PROMPT: The records below are to be returned word for word, with pictures left out.

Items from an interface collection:
-=-=-

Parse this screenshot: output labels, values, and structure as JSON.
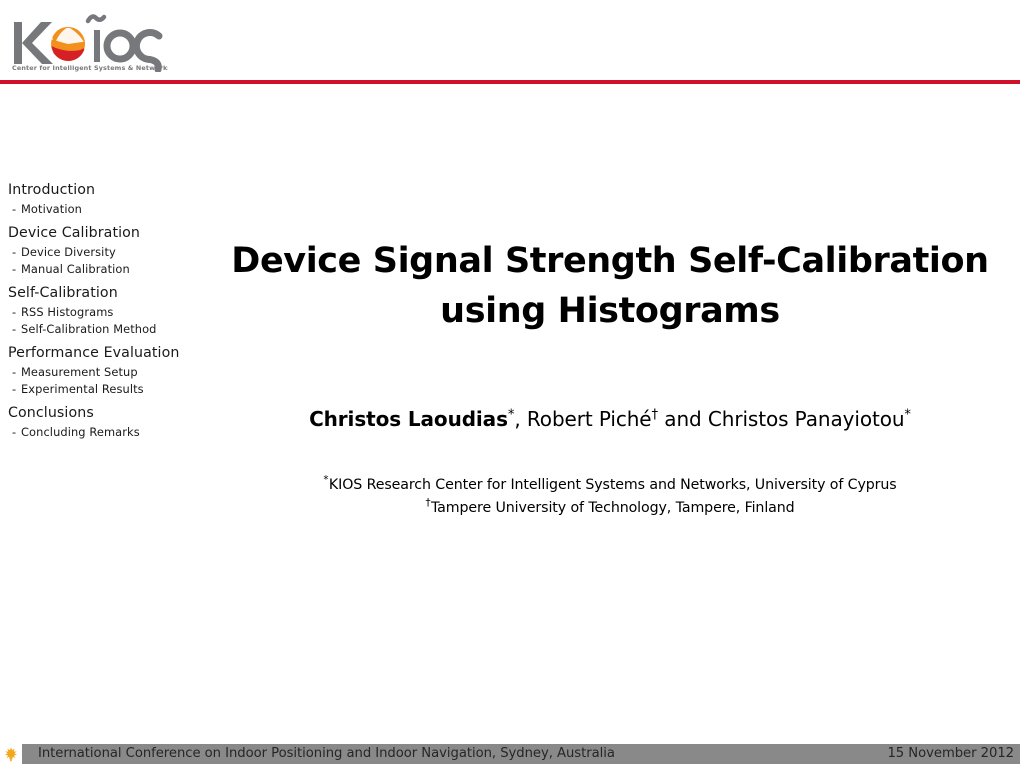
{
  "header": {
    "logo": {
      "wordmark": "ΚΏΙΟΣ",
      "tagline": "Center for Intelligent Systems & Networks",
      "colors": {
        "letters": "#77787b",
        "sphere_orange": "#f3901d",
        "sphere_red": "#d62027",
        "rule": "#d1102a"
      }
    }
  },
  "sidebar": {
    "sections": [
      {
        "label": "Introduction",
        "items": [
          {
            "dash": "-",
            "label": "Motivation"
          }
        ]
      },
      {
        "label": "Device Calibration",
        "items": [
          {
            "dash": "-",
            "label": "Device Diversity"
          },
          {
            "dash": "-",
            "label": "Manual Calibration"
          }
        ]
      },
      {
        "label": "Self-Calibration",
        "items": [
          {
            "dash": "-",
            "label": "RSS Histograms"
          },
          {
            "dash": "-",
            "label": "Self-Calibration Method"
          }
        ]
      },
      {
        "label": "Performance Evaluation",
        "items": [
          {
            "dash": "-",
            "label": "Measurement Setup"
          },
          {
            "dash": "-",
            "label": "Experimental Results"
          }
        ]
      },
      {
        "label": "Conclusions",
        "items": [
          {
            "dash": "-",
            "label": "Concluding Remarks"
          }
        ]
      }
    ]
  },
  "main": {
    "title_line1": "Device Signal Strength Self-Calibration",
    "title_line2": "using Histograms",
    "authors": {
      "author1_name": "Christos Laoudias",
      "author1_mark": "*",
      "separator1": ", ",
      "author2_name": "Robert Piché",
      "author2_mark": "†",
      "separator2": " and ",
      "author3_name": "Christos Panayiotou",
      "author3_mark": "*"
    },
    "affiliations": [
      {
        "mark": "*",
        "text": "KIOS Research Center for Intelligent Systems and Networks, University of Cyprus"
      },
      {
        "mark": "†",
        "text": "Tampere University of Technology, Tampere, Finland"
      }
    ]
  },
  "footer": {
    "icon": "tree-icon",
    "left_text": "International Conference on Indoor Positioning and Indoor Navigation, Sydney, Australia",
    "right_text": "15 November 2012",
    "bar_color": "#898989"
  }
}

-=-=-

OUTPUT BELOW:
Parse this screenshot: output labels, values, and structure as JSON.
{
  "header": {
    "logo": {
      "wordmark": "ΚΏΙΟΣ",
      "tagline": "Center for Intelligent Systems & Networks",
      "colors": {
        "letters": "#77787b",
        "sphere_orange": "#f3901d",
        "sphere_red": "#d62027",
        "rule": "#d1102a"
      }
    }
  },
  "sidebar": {
    "sections": [
      {
        "label": "Introduction",
        "items": [
          {
            "dash": "-",
            "label": "Motivation"
          }
        ]
      },
      {
        "label": "Device Calibration",
        "items": [
          {
            "dash": "-",
            "label": "Device Diversity"
          },
          {
            "dash": "-",
            "label": "Manual Calibration"
          }
        ]
      },
      {
        "label": "Self-Calibration",
        "items": [
          {
            "dash": "-",
            "label": "RSS Histograms"
          },
          {
            "dash": "-",
            "label": "Self-Calibration Method"
          }
        ]
      },
      {
        "label": "Performance Evaluation",
        "items": [
          {
            "dash": "-",
            "label": "Measurement Setup"
          },
          {
            "dash": "-",
            "label": "Experimental Results"
          }
        ]
      },
      {
        "label": "Conclusions",
        "items": [
          {
            "dash": "-",
            "label": "Concluding Remarks"
          }
        ]
      }
    ]
  },
  "main": {
    "title_line1": "Device Signal Strength Self-Calibration",
    "title_line2": "using Histograms",
    "authors": {
      "author1_name": "Christos Laoudias",
      "author1_mark": "*",
      "separator1": ", ",
      "author2_name": "Robert Piché",
      "author2_mark": "†",
      "separator2": " and ",
      "author3_name": "Christos Panayiotou",
      "author3_mark": "*"
    },
    "affiliations": [
      {
        "mark": "*",
        "text": "KIOS Research Center for Intelligent Systems and Networks, University of Cyprus"
      },
      {
        "mark": "†",
        "text": "Tampere University of Technology, Tampere, Finland"
      }
    ]
  },
  "footer": {
    "icon": "tree-icon",
    "left_text": "International Conference on Indoor Positioning and Indoor Navigation, Sydney, Australia",
    "right_text": "15 November 2012",
    "bar_color": "#898989"
  }
}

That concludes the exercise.